■ YOUR OBJECTIVE: The entries below should be copied exactly and completely.

■ DATA FOR PROCESSING:
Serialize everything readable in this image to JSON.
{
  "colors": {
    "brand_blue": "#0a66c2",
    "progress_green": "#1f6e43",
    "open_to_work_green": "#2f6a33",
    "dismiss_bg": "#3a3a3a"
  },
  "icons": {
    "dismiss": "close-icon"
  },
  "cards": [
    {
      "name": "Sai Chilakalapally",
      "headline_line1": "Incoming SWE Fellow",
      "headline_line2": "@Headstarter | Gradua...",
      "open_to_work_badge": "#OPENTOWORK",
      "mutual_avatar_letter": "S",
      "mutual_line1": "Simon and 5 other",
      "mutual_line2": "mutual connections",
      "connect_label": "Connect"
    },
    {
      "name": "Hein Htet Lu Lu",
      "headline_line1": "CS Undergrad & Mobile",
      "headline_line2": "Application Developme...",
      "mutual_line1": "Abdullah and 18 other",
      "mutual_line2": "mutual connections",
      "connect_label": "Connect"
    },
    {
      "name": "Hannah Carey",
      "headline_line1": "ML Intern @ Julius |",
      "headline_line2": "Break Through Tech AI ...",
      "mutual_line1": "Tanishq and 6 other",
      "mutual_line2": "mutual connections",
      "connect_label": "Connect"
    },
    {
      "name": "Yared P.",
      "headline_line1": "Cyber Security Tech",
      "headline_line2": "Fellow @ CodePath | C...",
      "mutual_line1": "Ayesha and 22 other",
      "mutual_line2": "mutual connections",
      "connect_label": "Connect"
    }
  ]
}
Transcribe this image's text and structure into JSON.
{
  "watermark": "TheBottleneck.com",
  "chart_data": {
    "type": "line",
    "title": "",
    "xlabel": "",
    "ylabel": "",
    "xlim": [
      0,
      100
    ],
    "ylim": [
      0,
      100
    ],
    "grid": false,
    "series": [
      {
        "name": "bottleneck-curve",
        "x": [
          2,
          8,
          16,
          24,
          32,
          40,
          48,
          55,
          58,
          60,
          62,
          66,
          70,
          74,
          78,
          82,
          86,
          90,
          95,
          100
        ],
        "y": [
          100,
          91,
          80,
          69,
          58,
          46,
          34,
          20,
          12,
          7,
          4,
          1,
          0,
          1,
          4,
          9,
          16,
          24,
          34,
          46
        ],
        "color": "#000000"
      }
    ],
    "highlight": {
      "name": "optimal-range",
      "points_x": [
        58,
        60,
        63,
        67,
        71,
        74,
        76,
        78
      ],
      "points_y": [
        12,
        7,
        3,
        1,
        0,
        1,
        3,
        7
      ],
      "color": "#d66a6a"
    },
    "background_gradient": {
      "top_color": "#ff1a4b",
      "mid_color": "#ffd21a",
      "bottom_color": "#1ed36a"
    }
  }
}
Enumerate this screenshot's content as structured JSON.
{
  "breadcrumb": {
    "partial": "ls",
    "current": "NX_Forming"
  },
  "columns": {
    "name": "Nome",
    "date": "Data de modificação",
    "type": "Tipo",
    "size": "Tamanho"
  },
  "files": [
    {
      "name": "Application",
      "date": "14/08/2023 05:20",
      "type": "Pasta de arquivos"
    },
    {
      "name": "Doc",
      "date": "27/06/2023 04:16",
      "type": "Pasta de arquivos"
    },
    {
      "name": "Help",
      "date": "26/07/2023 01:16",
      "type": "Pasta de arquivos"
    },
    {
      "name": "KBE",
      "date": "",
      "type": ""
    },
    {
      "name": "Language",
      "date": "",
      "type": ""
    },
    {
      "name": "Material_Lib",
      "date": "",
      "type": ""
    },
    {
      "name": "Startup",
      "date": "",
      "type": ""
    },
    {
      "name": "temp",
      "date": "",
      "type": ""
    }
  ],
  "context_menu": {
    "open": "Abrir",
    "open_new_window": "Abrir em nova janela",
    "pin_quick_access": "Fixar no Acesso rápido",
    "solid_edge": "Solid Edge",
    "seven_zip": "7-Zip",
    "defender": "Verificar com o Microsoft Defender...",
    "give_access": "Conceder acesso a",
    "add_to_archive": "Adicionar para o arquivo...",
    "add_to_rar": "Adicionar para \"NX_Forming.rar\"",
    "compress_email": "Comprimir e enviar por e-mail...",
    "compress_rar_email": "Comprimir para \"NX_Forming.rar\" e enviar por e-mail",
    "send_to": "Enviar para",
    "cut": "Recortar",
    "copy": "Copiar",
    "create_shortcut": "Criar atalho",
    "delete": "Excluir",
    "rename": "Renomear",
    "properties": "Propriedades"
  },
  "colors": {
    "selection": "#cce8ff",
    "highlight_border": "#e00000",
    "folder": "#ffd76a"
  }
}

■ TASK ANSWER:
Serialize everything readable in this image to JSON.
{
  "colors": {
    "brand_blue": "#0a66c2",
    "progress_green": "#1f6e43",
    "open_to_work_green": "#2f6a33",
    "dismiss_bg": "#3a3a3a"
  },
  "icons": {
    "dismiss": "close-icon"
  },
  "cards": [
    {
      "name": "Sai Chilakalapally",
      "headline_line1": "Incoming SWE Fellow",
      "headline_line2": "@Headstarter | Gradua...",
      "open_to_work_badge": "#OPENTOWORK",
      "mutual_avatar_letter": "S",
      "mutual_line1": "Simon and 5 other",
      "mutual_line2": "mutual connections",
      "connect_label": "Connect"
    },
    {
      "name": "Hein Htet Lu Lu",
      "headline_line1": "CS Undergrad & Mobile",
      "headline_line2": "Application Developme...",
      "mutual_line1": "Abdullah and 18 other",
      "mutual_line2": "mutual connections",
      "connect_label": "Connect"
    },
    {
      "name": "Hannah Carey",
      "headline_line1": "ML Intern @ Julius |",
      "headline_line2": "Break Through Tech AI ...",
      "mutual_line1": "Tanishq and 6 other",
      "mutual_line2": "mutual connections",
      "connect_label": "Connect"
    },
    {
      "name": "Yared P.",
      "headline_line1": "Cyber Security Tech",
      "headline_line2": "Fellow @ CodePath | C...",
      "mutual_line1": "Ayesha and 22 other",
      "mutual_line2": "mutual connections",
      "connect_label": "Connect"
    }
  ]
}
Transcribe this image's text and structure into JSON.
{
  "watermark": "TheBottleneck.com",
  "chart_data": {
    "type": "line",
    "title": "",
    "xlabel": "",
    "ylabel": "",
    "xlim": [
      0,
      100
    ],
    "ylim": [
      0,
      100
    ],
    "grid": false,
    "series": [
      {
        "name": "bottleneck-curve",
        "x": [
          2,
          8,
          16,
          24,
          32,
          40,
          48,
          55,
          58,
          60,
          62,
          66,
          70,
          74,
          78,
          82,
          86,
          90,
          95,
          100
        ],
        "y": [
          100,
          91,
          80,
          69,
          58,
          46,
          34,
          20,
          12,
          7,
          4,
          1,
          0,
          1,
          4,
          9,
          16,
          24,
          34,
          46
        ],
        "color": "#000000"
      }
    ],
    "highlight": {
      "name": "optimal-range",
      "points_x": [
        58,
        60,
        63,
        67,
        71,
        74,
        76,
        78
      ],
      "points_y": [
        12,
        7,
        3,
        1,
        0,
        1,
        3,
        7
      ],
      "color": "#d66a6a"
    },
    "background_gradient": {
      "top_color": "#ff1a4b",
      "mid_color": "#ffd21a",
      "bottom_color": "#1ed36a"
    }
  }
}
Enumerate this screenshot's content as structured JSON.
{
  "breadcrumb": {
    "partial": "ls",
    "current": "NX_Forming"
  },
  "columns": {
    "name": "Nome",
    "date": "Data de modificação",
    "type": "Tipo",
    "size": "Tamanho"
  },
  "files": [
    {
      "name": "Application",
      "date": "14/08/2023 05:20",
      "type": "Pasta de arquivos"
    },
    {
      "name": "Doc",
      "date": "27/06/2023 04:16",
      "type": "Pasta de arquivos"
    },
    {
      "name": "Help",
      "date": "26/07/2023 01:16",
      "type": "Pasta de arquivos"
    },
    {
      "name": "KBE",
      "date": "",
      "type": ""
    },
    {
      "name": "Language",
      "date": "",
      "type": ""
    },
    {
      "name": "Material_Lib",
      "date": "",
      "type": ""
    },
    {
      "name": "Startup",
      "date": "",
      "type": ""
    },
    {
      "name": "temp",
      "date": "",
      "type": ""
    }
  ],
  "context_menu": {
    "open": "Abrir",
    "open_new_window": "Abrir em nova janela",
    "pin_quick_access": "Fixar no Acesso rápido",
    "solid_edge": "Solid Edge",
    "seven_zip": "7-Zip",
    "defender": "Verificar com o Microsoft Defender...",
    "give_access": "Conceder acesso a",
    "add_to_archive": "Adicionar para o arquivo...",
    "add_to_rar": "Adicionar para \"NX_Forming.rar\"",
    "compress_email": "Comprimir e enviar por e-mail...",
    "compress_rar_email": "Comprimir para \"NX_Forming.rar\" e enviar por e-mail",
    "send_to": "Enviar para",
    "cut": "Recortar",
    "copy": "Copiar",
    "create_shortcut": "Criar atalho",
    "delete": "Excluir",
    "rename": "Renomear",
    "properties": "Propriedades"
  },
  "colors": {
    "selection": "#cce8ff",
    "highlight_border": "#e00000",
    "folder": "#ffd76a"
  }
}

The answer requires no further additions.